After very early spring buds or tips are pan-fired, they are wrapped in special cloth, a step that is repeated several times over a period of up to three days, gently oxidizing the leaves before the final slow charcoal drying. This smothering process pulls the aromas back into the buds and creates a more aromatic and mature tea, free of the “grassy” taste and astringency found in many green teas.
Because yellow tea is rare, purchasing in the West should be undertaken with care. Poor quality green tea is sometimes sold as yellow tea in the U.S.; therefore, it is important to purchase yellow tea from a reputable tea vendor that deals directly with the tea farm in China. While Korea produces a “yellow tea,” it is an unrelated tea and does not follow the same process as Chinese yellow tea.
Also known as: Huang Ya; varieties include Jun Shan Yin Zhen (Hunan), Mo Gan Huang Ya (Zhejiang), and Meng Ding Huang Ya (Sichuan).
Origin: The rarest of the six classes of tea, yellow tea is only produced in China, in the high mountains of Hunan, Zhejiang and Sichuan provinces. Jun Shan, rumored to have been the favorite tea of Chairman Mao, is only grown on the mist-covered mountain of Jun Shan Island, a 1 km wide island that produces a mere 500 kilograms of tea per year. Pickers gather only the bud by breaking it from its stem with a twist. It takes 60,000 of these carefully harvested buds to yield just one kilogram of Jun Shan Yin Zhen. Because its production is difficult and time-intensive, yellow tea has primarily been consumed by locals. As the demand for easier-to-make green tea has increased in the West, many have abandoned the production of yellow tea in favor of green, and knowledge of the yellow tea-making process is being lost in China. Today, there are few tea masters alive with the skills required to make yellow tea.
Steeping tips: Steep one tablespoon (1 teaspoon for bud-only Meng Ding) per 6 oz. of water for 1-3 minutes in water well below boiling (170-180 degrees Fahrenheit). Yellow tea holds up well to multiple infusions, although slightly longer steeping times are recommended for subsequent infusions.
Teaware: Any teaware will work, but steeping in glassware highlights the beauty of the yellow tea leaves as they unfurl.

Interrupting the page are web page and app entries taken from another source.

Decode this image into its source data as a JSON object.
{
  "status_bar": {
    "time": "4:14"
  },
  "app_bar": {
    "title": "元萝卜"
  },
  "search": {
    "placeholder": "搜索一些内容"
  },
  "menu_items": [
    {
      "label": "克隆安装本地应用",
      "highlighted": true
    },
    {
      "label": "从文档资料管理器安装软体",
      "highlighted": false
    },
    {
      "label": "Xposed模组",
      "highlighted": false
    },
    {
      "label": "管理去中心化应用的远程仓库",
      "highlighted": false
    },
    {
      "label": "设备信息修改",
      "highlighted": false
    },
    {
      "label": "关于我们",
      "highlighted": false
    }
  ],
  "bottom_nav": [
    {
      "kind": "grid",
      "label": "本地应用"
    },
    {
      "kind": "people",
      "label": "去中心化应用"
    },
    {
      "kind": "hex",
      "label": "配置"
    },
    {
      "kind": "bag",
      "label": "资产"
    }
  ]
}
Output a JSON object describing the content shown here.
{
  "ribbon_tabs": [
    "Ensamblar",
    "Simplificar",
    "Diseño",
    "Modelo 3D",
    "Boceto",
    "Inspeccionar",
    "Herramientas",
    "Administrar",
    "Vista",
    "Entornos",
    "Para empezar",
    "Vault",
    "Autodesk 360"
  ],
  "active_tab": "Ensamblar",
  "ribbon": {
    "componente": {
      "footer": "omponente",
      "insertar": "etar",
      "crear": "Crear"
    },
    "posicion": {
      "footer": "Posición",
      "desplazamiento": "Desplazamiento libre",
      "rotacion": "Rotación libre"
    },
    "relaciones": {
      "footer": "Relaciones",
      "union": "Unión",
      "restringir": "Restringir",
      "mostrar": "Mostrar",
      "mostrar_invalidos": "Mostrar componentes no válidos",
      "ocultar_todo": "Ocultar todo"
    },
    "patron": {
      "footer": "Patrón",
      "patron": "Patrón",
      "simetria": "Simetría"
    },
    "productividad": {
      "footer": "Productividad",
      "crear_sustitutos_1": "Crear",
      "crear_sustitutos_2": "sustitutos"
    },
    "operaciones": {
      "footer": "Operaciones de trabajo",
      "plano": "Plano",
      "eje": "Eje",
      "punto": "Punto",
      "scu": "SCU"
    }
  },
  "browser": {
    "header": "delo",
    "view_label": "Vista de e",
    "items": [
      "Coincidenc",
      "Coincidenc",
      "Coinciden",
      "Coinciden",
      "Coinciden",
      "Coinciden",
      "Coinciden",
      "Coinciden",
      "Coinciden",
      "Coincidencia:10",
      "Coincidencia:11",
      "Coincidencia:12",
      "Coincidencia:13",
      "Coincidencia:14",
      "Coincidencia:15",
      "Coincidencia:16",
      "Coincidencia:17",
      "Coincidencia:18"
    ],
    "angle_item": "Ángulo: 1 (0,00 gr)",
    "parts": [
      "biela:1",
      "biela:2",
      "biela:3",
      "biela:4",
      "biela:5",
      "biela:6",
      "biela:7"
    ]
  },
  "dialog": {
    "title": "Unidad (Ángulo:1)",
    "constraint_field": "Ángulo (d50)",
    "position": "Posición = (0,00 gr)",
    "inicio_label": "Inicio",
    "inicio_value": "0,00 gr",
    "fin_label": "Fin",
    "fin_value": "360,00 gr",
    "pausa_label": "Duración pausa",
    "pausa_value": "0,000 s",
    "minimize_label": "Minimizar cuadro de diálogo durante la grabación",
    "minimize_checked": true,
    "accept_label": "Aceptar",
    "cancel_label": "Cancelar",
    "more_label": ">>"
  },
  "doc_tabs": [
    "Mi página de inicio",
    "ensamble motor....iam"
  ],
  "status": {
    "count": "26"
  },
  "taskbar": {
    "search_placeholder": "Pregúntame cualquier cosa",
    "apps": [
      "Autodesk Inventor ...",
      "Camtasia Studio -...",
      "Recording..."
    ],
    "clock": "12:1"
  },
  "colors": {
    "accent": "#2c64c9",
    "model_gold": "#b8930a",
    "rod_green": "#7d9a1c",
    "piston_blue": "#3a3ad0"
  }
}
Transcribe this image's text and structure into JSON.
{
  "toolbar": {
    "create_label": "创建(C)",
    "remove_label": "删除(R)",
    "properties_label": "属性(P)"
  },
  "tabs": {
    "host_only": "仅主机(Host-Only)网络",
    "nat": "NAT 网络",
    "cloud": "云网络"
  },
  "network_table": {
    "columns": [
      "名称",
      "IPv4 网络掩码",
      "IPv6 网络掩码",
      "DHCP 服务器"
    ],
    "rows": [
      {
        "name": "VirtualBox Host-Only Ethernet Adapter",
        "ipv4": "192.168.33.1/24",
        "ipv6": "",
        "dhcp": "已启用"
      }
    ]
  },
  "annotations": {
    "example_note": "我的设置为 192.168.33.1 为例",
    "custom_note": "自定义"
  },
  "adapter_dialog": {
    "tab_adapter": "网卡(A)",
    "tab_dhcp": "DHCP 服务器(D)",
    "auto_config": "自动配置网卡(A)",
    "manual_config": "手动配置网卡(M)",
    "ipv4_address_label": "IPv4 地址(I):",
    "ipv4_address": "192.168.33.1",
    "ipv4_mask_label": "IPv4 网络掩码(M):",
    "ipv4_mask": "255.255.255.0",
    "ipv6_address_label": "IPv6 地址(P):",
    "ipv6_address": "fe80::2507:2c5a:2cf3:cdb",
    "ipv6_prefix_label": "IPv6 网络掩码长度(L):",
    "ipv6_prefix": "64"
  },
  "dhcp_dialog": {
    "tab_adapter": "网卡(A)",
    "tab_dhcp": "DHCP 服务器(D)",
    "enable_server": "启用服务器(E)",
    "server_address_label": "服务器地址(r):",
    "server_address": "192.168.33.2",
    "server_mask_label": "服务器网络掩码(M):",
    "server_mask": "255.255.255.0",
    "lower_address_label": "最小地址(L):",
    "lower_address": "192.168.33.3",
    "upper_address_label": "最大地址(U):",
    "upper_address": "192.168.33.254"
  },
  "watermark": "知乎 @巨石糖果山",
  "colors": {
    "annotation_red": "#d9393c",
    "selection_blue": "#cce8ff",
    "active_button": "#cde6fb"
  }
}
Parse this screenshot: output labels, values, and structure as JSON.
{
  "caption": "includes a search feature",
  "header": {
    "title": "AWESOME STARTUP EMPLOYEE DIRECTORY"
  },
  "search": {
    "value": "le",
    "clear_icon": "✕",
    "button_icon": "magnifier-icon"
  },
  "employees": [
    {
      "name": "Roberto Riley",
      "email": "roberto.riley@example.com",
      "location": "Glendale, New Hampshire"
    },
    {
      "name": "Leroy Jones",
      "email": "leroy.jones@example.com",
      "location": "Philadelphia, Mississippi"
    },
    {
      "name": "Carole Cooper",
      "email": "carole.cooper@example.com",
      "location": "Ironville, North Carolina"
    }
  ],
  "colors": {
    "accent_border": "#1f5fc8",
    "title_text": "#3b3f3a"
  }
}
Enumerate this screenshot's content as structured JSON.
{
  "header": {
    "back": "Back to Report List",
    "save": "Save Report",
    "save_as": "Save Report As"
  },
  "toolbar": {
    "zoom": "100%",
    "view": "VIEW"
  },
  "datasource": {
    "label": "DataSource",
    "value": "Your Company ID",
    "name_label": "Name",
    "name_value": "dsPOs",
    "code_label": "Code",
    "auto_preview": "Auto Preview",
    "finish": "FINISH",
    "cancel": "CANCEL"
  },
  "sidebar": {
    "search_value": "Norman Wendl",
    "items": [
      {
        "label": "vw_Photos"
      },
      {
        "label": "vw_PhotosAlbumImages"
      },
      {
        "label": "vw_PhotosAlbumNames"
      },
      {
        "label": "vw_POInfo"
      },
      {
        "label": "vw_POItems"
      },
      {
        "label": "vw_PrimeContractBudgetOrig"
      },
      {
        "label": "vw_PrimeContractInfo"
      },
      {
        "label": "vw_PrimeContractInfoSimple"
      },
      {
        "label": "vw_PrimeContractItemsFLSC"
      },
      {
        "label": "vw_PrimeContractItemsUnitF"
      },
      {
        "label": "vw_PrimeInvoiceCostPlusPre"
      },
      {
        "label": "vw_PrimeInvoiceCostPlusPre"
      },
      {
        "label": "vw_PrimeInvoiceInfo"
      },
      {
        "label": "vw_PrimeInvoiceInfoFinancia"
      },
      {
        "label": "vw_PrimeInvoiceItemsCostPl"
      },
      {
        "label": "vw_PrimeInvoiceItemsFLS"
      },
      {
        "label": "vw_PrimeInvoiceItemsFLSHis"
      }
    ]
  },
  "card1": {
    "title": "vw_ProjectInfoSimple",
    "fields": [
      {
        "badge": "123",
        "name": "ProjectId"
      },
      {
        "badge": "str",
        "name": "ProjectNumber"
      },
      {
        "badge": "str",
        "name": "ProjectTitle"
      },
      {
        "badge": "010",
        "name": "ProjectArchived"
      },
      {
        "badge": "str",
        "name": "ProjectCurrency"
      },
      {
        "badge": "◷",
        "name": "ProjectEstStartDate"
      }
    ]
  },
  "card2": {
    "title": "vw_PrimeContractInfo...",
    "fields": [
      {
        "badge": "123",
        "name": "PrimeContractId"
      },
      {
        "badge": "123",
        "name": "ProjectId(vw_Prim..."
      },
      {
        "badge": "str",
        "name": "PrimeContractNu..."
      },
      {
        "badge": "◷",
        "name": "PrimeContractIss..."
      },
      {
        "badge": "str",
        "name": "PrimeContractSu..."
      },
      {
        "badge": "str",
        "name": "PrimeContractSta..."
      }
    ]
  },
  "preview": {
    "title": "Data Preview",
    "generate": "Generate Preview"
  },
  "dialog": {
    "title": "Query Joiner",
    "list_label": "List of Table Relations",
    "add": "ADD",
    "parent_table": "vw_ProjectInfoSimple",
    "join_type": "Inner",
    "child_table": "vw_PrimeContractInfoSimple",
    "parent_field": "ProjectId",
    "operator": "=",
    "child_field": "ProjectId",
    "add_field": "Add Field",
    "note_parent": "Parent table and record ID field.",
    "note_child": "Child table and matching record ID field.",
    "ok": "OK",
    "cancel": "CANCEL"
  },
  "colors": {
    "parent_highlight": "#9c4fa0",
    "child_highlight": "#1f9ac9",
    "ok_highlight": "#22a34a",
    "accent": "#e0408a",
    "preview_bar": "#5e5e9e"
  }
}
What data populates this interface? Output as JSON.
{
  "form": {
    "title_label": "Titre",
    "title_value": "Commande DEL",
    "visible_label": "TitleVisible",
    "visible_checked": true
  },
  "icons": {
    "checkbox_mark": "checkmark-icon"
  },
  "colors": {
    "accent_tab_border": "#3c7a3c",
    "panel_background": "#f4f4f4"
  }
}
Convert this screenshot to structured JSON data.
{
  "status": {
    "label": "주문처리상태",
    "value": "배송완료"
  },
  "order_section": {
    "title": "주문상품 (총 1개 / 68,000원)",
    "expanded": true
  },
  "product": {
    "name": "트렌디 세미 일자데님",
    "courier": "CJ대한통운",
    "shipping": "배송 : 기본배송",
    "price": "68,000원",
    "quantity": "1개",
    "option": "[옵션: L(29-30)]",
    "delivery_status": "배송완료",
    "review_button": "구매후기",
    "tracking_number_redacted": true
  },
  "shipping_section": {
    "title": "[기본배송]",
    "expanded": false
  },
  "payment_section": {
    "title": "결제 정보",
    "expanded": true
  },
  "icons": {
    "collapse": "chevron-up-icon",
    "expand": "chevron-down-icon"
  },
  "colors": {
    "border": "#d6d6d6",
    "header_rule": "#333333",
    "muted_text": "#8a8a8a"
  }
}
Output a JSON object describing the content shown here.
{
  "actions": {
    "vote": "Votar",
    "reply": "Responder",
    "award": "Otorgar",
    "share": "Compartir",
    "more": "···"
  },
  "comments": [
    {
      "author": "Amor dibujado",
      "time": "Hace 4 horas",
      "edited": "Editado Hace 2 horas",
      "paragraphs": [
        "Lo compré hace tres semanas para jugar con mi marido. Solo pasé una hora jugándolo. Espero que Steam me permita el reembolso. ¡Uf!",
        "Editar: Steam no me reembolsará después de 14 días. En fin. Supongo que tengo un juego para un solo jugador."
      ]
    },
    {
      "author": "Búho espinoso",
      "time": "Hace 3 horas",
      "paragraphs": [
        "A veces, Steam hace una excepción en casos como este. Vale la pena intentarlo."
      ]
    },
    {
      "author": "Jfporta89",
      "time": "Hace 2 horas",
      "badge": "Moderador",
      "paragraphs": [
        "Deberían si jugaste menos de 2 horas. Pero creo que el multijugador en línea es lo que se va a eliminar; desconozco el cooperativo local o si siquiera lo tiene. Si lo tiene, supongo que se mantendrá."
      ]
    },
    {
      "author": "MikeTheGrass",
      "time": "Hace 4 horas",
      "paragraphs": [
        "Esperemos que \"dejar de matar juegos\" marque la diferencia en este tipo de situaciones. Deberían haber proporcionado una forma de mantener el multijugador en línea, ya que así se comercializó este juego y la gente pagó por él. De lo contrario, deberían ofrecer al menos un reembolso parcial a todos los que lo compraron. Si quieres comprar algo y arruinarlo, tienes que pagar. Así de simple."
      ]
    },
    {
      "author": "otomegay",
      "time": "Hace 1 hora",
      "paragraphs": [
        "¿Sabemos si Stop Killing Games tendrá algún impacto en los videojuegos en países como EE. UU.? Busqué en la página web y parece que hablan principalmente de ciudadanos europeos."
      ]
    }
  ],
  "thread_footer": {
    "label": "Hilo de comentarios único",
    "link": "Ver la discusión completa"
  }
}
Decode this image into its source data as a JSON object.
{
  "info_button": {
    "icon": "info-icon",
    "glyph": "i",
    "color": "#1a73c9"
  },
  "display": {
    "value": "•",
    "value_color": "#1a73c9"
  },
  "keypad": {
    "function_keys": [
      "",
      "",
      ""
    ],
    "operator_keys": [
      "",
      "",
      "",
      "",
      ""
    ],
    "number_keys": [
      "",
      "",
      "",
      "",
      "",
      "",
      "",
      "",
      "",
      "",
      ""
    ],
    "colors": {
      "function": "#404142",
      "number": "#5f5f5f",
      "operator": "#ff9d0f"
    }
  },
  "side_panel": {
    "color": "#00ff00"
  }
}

Taste: Considered a mature tea, yellow tea is smooth and aromatic with a sweet, clean, bright, floral taste and a medium body.
Health Benefits: While the health benefits of yellow tea have not been as extensively studied as those of other teas, many believe yellow tea to be richer in antioxidants than green tea, as the buds are picked earlier in the year. Therefore, while yellow tea is believed to have similar benefits to green tea such as preventing cancer and lowering cholesterol, it may be more effective than other teas in preventing liver damage. Yellow tea is popular among those who want the health benefits of green tea but dislike its “grassy” taste.
note that this was originally published in 2013